Nearly everyone knows that houseplants grow slowly during the winter and don't require fertilizer, but what you might not know is how to tell when it is time to begin a regular routine of feeding your hungry plants.
Most sources recommend withholding fertilizer from September or October to March, but that's only a rule of thumb. You need to resume feeding your houseplants as soon as you see signs of new growth bursting forth, typically in early spring.
My houseplants have already given me the nod that it is time for fresh nutrients. My anthurirum (above), commonly referred to as a flamingo flower, is producing new leaves and beginning to flourish. At first, I attributed it to moving it to a new window where it received more light, but I don't think that is the only reason.
My mandevilla vine dropped most of its leaves earlier this winter, but has suddenly decided it is time to resume growth.
I gave them both a weakened solution of Miracle Grow this morning and expect to see a burst of new growth over the next few weeks.
I'll admit it is a little early in the year to see new growth appearing on houseplants, but sometimes they have a mind of their own. Being ready to give them what they need is the least we plant owners can do.
Personally, I am hoping it is a sign of an early spring.
Last year when we bought a new home I inherited several gorgeous peony bushes. They produced beautiful showy blooms in shades of pink and white.
I had used heavy-duty tomato cages for supports but the plants grew so big that as soon as it rained the weight of the blooms caused the branches to bend over the edges of the wire cages damaging them.
This year I have a new plan for supporting my peony plants.
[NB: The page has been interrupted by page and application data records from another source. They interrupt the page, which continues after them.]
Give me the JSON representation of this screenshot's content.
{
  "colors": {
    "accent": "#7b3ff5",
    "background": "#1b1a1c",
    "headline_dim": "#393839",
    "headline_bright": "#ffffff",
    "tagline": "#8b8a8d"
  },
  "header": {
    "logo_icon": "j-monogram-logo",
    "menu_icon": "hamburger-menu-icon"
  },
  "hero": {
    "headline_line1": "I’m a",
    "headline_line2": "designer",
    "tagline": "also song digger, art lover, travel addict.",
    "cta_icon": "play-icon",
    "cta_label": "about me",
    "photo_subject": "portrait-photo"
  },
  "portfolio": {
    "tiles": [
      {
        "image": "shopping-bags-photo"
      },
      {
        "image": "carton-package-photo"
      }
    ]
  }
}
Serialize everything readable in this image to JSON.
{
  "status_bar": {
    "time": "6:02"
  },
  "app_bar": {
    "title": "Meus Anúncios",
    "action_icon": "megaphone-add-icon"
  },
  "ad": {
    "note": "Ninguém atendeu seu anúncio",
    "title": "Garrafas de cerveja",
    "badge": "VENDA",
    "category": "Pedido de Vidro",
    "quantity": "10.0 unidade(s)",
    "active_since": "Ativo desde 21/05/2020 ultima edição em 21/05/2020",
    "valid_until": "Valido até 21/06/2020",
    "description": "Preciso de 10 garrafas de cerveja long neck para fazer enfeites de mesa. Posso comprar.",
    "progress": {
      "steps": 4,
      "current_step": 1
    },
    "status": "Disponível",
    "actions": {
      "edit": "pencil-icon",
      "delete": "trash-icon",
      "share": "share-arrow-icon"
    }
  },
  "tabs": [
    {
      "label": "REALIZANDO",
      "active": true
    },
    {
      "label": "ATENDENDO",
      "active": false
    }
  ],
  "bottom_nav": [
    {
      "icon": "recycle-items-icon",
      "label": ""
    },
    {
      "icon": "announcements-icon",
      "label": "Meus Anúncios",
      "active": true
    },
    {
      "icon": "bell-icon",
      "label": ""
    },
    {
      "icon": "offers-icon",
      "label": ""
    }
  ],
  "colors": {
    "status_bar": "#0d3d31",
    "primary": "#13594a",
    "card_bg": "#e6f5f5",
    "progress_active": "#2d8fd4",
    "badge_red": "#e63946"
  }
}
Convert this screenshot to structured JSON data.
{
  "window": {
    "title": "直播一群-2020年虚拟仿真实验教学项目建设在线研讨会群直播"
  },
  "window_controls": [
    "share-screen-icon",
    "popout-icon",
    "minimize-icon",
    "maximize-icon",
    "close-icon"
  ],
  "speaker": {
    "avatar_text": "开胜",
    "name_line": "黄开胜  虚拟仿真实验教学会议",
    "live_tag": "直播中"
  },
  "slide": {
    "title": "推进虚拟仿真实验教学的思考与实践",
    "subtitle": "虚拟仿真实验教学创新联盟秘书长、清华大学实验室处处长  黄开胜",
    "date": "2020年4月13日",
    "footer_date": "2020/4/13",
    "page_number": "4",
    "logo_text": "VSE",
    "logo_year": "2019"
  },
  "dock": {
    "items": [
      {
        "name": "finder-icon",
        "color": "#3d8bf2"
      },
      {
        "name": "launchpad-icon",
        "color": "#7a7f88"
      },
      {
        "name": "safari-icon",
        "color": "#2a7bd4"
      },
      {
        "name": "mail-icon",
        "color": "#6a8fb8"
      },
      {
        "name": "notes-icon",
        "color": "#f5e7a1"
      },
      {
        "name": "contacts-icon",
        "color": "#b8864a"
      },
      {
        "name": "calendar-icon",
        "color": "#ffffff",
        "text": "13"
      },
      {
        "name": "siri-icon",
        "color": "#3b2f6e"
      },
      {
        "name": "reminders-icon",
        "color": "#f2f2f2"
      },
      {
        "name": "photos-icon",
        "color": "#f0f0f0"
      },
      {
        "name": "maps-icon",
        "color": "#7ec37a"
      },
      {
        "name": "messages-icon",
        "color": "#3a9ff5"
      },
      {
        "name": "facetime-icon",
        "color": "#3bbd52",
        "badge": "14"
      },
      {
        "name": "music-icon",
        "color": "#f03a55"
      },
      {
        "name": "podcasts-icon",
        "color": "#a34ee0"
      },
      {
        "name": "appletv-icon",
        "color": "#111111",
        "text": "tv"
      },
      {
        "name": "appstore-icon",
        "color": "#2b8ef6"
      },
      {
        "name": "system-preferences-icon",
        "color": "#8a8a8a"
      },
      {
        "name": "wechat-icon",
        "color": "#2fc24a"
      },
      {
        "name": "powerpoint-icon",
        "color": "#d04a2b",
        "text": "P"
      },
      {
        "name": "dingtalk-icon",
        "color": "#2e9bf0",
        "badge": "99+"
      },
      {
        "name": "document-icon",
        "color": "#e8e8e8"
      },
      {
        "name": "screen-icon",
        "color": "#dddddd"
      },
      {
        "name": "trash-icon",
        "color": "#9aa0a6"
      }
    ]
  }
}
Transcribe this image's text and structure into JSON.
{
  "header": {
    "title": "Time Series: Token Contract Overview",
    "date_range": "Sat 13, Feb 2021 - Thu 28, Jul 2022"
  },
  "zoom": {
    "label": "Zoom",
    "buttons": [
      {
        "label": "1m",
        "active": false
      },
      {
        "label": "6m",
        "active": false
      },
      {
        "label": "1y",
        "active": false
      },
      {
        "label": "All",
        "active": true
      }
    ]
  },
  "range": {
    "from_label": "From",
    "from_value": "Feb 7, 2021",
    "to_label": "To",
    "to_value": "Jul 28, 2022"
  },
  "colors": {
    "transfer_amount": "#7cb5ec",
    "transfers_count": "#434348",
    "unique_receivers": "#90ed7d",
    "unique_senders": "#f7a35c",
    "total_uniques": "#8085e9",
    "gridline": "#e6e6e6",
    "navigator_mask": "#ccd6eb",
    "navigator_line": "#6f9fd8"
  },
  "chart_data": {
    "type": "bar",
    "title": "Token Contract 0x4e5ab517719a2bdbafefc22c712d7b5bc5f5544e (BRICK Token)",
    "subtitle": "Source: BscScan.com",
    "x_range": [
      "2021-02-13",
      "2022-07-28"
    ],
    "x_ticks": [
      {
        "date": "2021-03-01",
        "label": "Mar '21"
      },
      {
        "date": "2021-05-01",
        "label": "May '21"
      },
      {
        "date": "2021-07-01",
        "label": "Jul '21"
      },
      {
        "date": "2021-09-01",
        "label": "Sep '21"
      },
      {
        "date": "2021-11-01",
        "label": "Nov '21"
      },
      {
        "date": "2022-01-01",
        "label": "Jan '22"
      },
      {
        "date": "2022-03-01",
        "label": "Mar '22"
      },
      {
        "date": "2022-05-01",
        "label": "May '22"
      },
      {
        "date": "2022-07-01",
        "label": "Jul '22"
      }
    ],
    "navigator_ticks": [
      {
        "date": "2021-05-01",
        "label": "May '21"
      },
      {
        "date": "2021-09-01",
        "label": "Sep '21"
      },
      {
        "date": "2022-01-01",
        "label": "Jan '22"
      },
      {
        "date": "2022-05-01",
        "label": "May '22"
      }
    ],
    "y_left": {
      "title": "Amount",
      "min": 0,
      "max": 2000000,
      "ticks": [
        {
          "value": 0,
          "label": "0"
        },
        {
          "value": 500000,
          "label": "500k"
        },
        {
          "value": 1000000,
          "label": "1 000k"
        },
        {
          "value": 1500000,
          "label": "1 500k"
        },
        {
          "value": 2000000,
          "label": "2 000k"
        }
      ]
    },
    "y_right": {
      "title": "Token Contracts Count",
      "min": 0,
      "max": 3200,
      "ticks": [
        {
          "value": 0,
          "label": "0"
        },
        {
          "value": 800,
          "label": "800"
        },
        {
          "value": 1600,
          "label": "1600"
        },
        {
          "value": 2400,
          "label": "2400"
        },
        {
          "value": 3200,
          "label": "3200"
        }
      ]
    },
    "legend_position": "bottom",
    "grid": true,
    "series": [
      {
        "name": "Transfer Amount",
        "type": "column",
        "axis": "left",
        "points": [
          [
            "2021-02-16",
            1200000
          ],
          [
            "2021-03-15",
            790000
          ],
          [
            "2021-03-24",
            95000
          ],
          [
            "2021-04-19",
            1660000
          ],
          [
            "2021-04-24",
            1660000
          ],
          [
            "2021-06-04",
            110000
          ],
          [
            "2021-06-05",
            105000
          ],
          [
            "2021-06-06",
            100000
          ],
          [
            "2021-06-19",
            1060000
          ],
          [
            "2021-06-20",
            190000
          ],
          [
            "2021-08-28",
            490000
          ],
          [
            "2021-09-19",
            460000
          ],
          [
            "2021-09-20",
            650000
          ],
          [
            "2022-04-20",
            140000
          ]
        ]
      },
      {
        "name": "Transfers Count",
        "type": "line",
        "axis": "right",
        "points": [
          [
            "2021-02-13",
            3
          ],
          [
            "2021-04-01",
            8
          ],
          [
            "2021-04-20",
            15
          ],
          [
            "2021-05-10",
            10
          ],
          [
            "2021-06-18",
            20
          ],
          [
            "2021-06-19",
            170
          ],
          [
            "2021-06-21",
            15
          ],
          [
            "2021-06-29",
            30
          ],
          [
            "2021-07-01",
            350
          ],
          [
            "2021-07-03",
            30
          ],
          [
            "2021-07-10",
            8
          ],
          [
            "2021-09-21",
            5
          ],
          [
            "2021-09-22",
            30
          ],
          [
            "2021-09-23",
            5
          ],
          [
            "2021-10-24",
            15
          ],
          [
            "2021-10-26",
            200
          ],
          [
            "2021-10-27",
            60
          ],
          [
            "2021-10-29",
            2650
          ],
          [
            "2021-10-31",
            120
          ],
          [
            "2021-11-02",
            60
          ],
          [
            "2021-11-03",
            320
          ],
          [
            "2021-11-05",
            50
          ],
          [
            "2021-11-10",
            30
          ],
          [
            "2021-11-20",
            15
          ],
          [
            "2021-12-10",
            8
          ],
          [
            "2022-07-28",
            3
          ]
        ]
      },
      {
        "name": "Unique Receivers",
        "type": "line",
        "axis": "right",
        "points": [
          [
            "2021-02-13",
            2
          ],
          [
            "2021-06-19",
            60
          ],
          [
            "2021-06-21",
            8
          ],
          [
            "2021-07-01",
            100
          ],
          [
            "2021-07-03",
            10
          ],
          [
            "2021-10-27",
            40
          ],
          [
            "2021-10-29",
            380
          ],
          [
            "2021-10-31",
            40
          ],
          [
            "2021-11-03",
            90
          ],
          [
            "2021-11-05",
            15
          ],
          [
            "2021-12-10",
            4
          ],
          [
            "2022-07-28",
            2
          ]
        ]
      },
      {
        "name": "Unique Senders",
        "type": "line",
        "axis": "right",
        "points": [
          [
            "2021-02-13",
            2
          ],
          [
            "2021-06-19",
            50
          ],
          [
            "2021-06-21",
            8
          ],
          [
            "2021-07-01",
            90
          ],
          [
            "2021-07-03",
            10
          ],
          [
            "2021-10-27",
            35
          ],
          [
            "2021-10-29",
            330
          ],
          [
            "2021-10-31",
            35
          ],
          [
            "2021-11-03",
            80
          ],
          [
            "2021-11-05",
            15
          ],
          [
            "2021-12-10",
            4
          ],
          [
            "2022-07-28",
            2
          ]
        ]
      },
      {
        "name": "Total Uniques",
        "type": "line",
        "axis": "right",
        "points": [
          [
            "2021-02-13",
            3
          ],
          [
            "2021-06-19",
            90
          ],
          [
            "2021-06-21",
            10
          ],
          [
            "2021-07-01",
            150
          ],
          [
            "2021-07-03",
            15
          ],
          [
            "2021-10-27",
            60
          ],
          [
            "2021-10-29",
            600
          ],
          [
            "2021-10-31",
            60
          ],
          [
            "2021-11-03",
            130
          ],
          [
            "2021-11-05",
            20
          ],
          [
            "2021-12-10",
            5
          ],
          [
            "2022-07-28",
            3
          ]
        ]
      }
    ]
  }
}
This is called a Hildene Star used a Hildene, the Lincoln Family Home in Manchester, Vermont. The formal garden boasts over 1,000 peony blooms and its caretakers strive to keep the garden looking as natural as possible.
These simple supports blend into the foliage and allow the blooms to shine. I'm thinking that if this plan works for them it will surely work for me. Here's what you need to know.
1. Begin with five garden stakes, preferably bamboo. Place them equidistant around the cluster of peony plants when the plants have produced the first buds.
2. Connect the stakes with natural jute or garden twine to form a star. Wrap jute at each stake so that the jute is taut.
3. Wrap the jute around the circumference of the stakes wrapping the jute around each stake as you go to form a circle.
Because the Hildene Star provides sections for individual branches it provides more support than a traditional peony cage or tomato cage that only provides support around the perimeter.
If you are a gardener you probably started dreaming of this summer's garden months ago. I know I start dreaming of the next year's garden before the frost arrives in the fall. One of the projects I want to accomplish this year is making trellises with cattle panels.The video above has inspired me. It shows you how easy it really is to create a beautiful trellis for veggies —but I don't intend to limit mine to the vegetable garden.
I have visions of one of the these trellises covered with climbing flowers with hummingbird and bird feeders suspended from the top of the arch. I see a bird and butterfly oasis that will provide hours of enjoyment and enhance the beauty of the landscape. I may even add a birdbath to the scene.
Whether you are looking to add a decorative touch to your landscape or just want to give vertical growing a try, this video will put you on the path to making an inexpensive and functional trellis.
Six Benefits of Vertical Gardening
1. Vertical gardening saves space. If you are gardening in a small space it makes sense to grow vining plants vertically. This allows you to grow more plants in the same space.
2. Vertical gardening produces healthier plants. Growing plants vertically allows for better air circulation which helps to prevent diseases, like powdery mildew. Plants dry off quicker after a rain, which is good news during wet, rainy weather. It also eliminates issues with ground-dwelling insects that can lead to disease.
3. Vertical gardening increases production. Not only will many plants produce more fruit when trellised, you will grow more fruit per foot when you allow crops to grow vertically. That means you will get more veggies in less space if you grow them vertically.
4. Vertical gardens are easier to harvest. When you grow your veggies on a tall trellis such as the cattle panel arch you don't need to stoop and bend (or search through the vines) to harvest the fruit.
5. Vertical gardening produces well-shaped and clean fruits. Because your veggies are not laying on the ground, you eliminate yellow spots and soil on the veggies. They also grow more uniform as they hang downward from the trellis. Veggies like cucumbers grow straight and beautiful.
6. Vertical gardens are attractive and add beauty to your garden and landscape.
For more nature photography, check out my photography site.